Setting the record straight on industry compliance

February 2015 Associations

The Security Association of South Africa has noted, with concern, an article that was published in the Cape Argus on 25 November 2014 (Killers, drug addicts are guarding you).

“The Cape Argus article stated that convicted criminals are slipping through employee screening processes and being employed by security companies in South Africa,” says Costa Diavastos, president of SASA. “However, SASA wishes to clarify that this would more likely be the case if the consumer of security services has contracted a non-compliant security services company.”

SASA has for many years now been an advocate of security industry compliance. “One of the greatest challenges facing our industry at the moment is the fact that non-compliant security companies are still being awarded tenders by government and private sector clients,” says Diavastos. “The reason that these non-compliant companies are able to offer their services at such exceptionally low prices is because they flout the laws that govern our industry.”

Examples of this include not paying security officer employees minimum wage and not providing employees with adequate training. “It’s easy to undercut reputable security services companies in the tendering process when you are non-compliant. The problem is that the consumer of the security services ends up with a security officer on the premises who is untrained, unregistered and unscreened,” he says. “In addition, that security officer who is being paid less than minimum wage would easily be open to collusion bribery and corruption.”

SASA adds that there is actually also an onus here on the consumer of security services. “It is in fact a criminal offence to contract the services of a non-compliant security company,” says Diavastos. “Those consumers that continue to transgress the Private Security Industry Regulatory Authority (PSIRA) Act, run the risk of heavy penalties or even jail time.”

As the regulatory authority for the private security industry, PSIRA is responsible for putting in place statutory minimums and enforcing legislative requirements.

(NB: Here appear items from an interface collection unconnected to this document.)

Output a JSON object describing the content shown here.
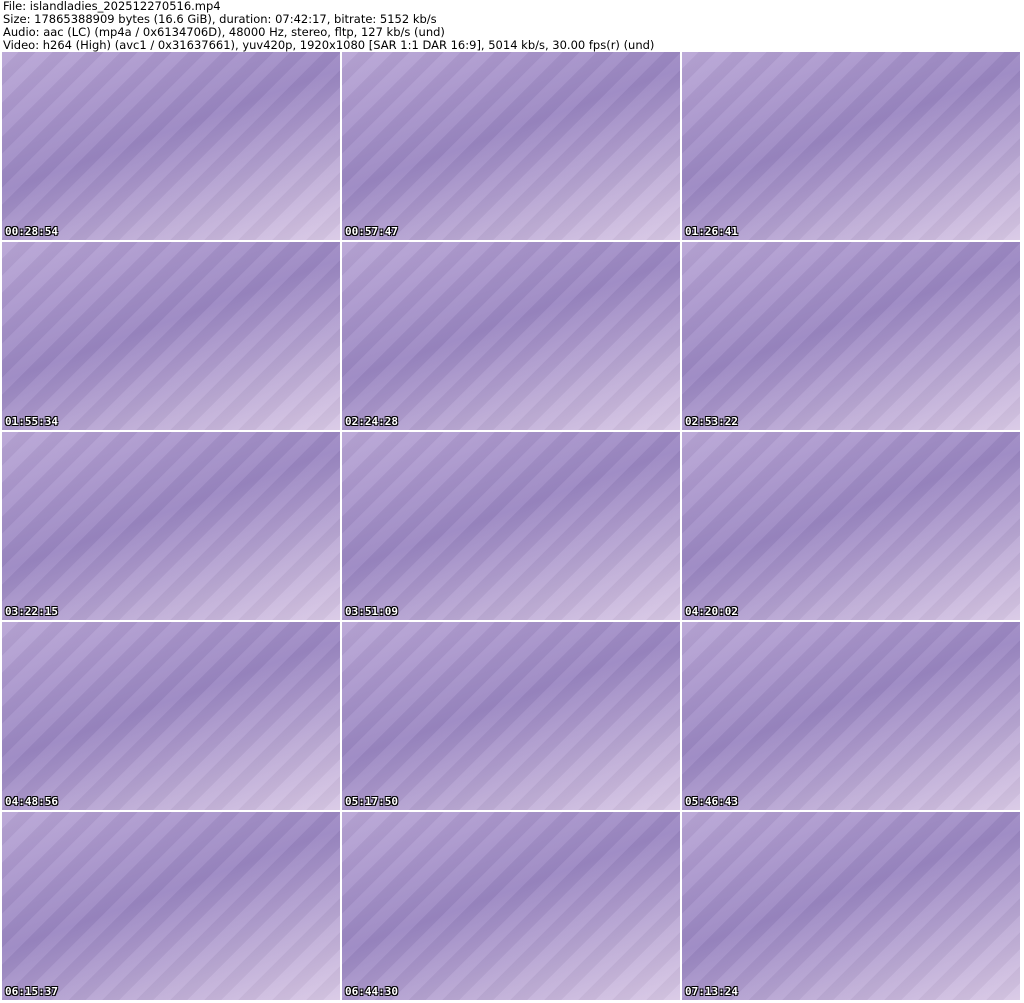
{
  "header": {
    "file": "File: islandladies_202512270516.mp4",
    "size": "Size: 17865388909 bytes (16.6 GiB), duration: 07:42:17, bitrate: 5152 kb/s",
    "audio": "Audio: aac (LC) (mp4a / 0x6134706D), 48000 Hz, stereo, fltp, 127 kb/s (und)",
    "video": "Video: h264 (High) (avc1 / 0x31637661), yuv420p, 1920x1080 [SAR 1:1 DAR 16:9], 5014 kb/s, 30.00 fps(r) (und)"
  },
  "thumbnails": [
    {
      "time": "00:28:54"
    },
    {
      "time": "00:57:47"
    },
    {
      "time": "01:26:41"
    },
    {
      "time": "01:55:34"
    },
    {
      "time": "02:24:28"
    },
    {
      "time": "02:53:22"
    },
    {
      "time": "03:22:15"
    },
    {
      "time": "03:51:09"
    },
    {
      "time": "04:20:02"
    },
    {
      "time": "04:48:56"
    },
    {
      "time": "05:17:50"
    },
    {
      "time": "05:46:43"
    },
    {
      "time": "06:15:37"
    },
    {
      "time": "06:44:30"
    },
    {
      "time": "07:13:24"
    }
  ]
}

According to a section of the PSIRA Act of 2001, any person who contracts a security service that goes against the provisions of the act is guilty of an offence.

As a professional body, SASA supports industry compliance and seeks to provide awareness and support for businesses in South Africa.

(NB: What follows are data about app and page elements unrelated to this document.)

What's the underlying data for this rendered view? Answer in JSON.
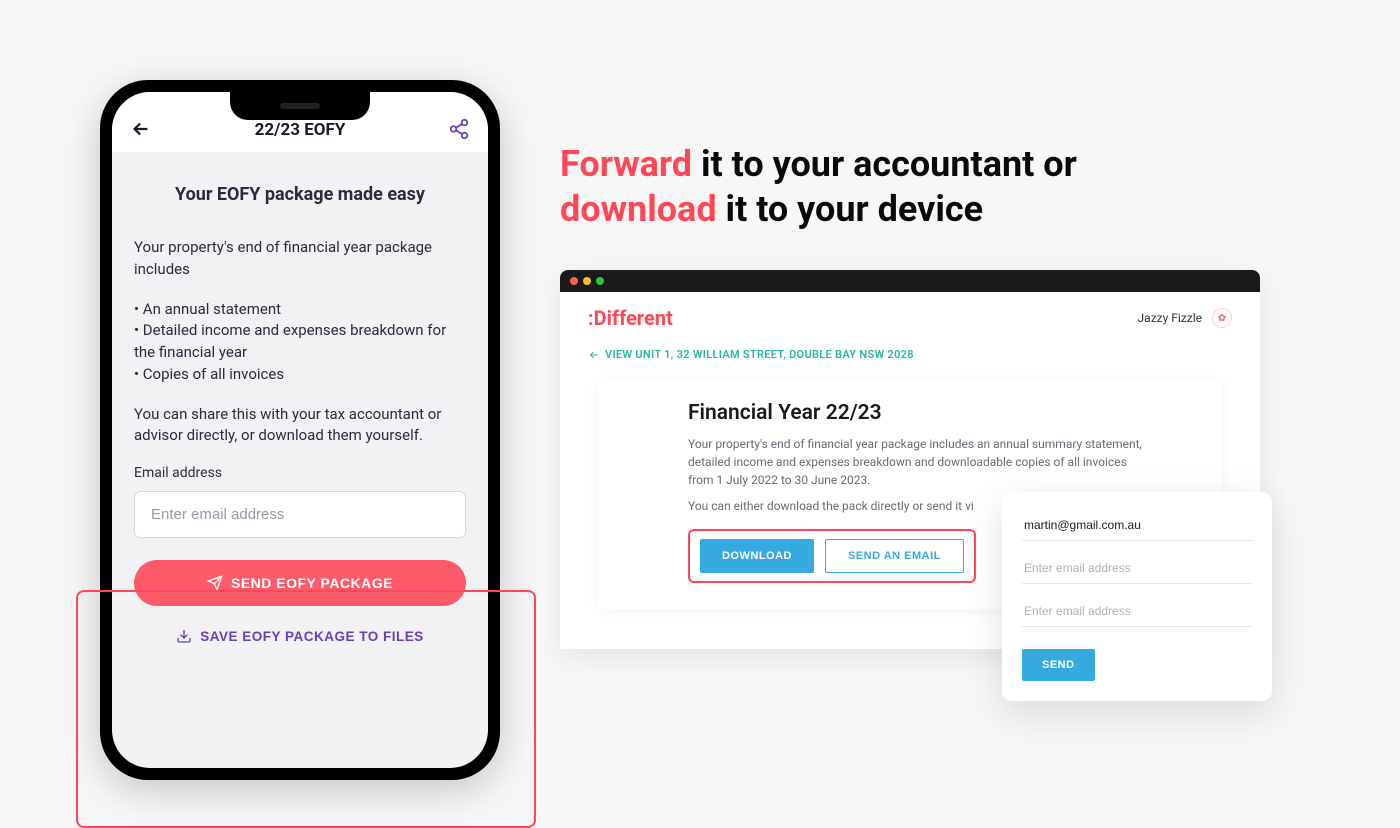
{
  "phone": {
    "title": "22/23 EOFY",
    "heading": "Your EOFY package made easy",
    "intro": "Your property's end of financial year package includes",
    "bullet1": "• An annual statement",
    "bullet2": "• Detailed income and expenses breakdown for the financial year",
    "bullet3": "• Copies of all invoices",
    "share_text": "You can share this with your tax accountant or advisor directly, or download them yourself.",
    "email_label": "Email address",
    "email_placeholder": "Enter email address",
    "send_label": "SEND EOFY PACKAGE",
    "save_label": "SAVE EOFY PACKAGE TO FILES"
  },
  "marketing": {
    "w1": "Forward",
    "w2": " it to your accountant or ",
    "w3": "download",
    "w4": " it to your device"
  },
  "web": {
    "logo": ":Different",
    "user": "Jazzy Fizzle",
    "breadcrumb": "VIEW UNIT 1, 32 WILLIAM STREET, DOUBLE BAY NSW 2028",
    "fy_title": "Financial Year 22/23",
    "fy_desc": "Your property's end of financial year package includes an annual summary statement, detailed income and expenses breakdown and downloadable copies of all invoices from 1 July 2022 to 30 June 2023.",
    "fy_desc2": "You can either download the pack directly or send it vi",
    "download": "DOWNLOAD",
    "send_email": "SEND AN EMAIL"
  },
  "popover": {
    "prefilled": "martin@gmail.com.au",
    "placeholder": "Enter email address",
    "send": "SEND"
  }
}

“As criteria for membership, all of SASA’s members are fully compliant with all industry and national legislation,” says Diavastos. “As an industry we are working closely with several industry bodies, including PSIRA, to try and root out non-compliance. The article, which appeared in the Cape Argus is yet another example of how a few bad apples continue to tarnish our industry’s reputation. As an association our role is to ensure that we all follow the same law and deliver exemplary service and professionalism.”

For more information, go to


Share this article:
Share via emailShare via LinkedInPrint this page

Further reading:

Leaders in risk & security: Honesty and no BS!
Issue 6 2020 , Associations
Tony Botes has had a long career in the South African security industry from owning his own security company to now being the national administrator of SASA.

A balanced, fair industry
October 2019, PSIRA (Private Security Ind. Regulatory Authority) , Residential Estate (Industry), Security Services & Risk Management, Associations
PSiRA is focused on supporting the effective promotion and regulation of the private security industry.

Service station security basics
June 2019 , Associations, Integrated Solutions, Retail (Industry)
It comes as no surprise that the petroleum and retail industries are targeted by criminals as these businesses receive, to a great extent, cash in exchange for their products and services.

Magtouch Electronics joins ESDA
June 2019, Magtouch Electronics , Associations, News
Magtouch Electronics, a manufacturer of high-tech monitoring systems for the security and cleaning industries has joined ESDA, the Electronic Security Distributors’ Association.

Access wherever you are
June 2019, ADI Global Distribution , Associations, News
ADI Global Distribution, a South African distributor of security and fire technology products has joined ESDA, the Electronic Security Distributors’ Association.

Manufacturer and distributor of security products
June 2019, DTS Security Products , Associations, News
DTS Security Products, a South African manufacturer and distributor, recently joined ESDA, the Electronic Security Distributors’ Association.

Fire Protection Association of Southern Africa
Securex Preview 2019 , Associations
The Fire Protection Association of Southern Africa (FPASA) provides a specialised fire safety management technical and training service to industry, commerce, fire and rescue services and society at large. The ...

Security Industry Alliance
Securex Preview 2019 , Associations
The Security Industry Alliance (SIA) aims to be the watchdog of the security industry, to actively promote the interests and image of the South African guarding industry, and to promote the development ...

SAIDSA celebrates 50-year anniversary
March 2019, SAIDSA(SA Intruder Detection Services Association) , Associations, News
Fifty years ago, the association was formed as an employer’s organisation, with the vision of providing a pension fund to its members and to investigate improving the standards of an ever-growing industry.

SASA Western Cape Charity Golf Day
February 2019, SASA (Security Association of South Africa) , Calendar of Events
SASA Western Cape Charity Golf Day    11 March 2019 Durbanville Golf Course The annual Security Association of South Africa (Western Cape) Charity Golf Day remains a prestigious event. The 12th annual ...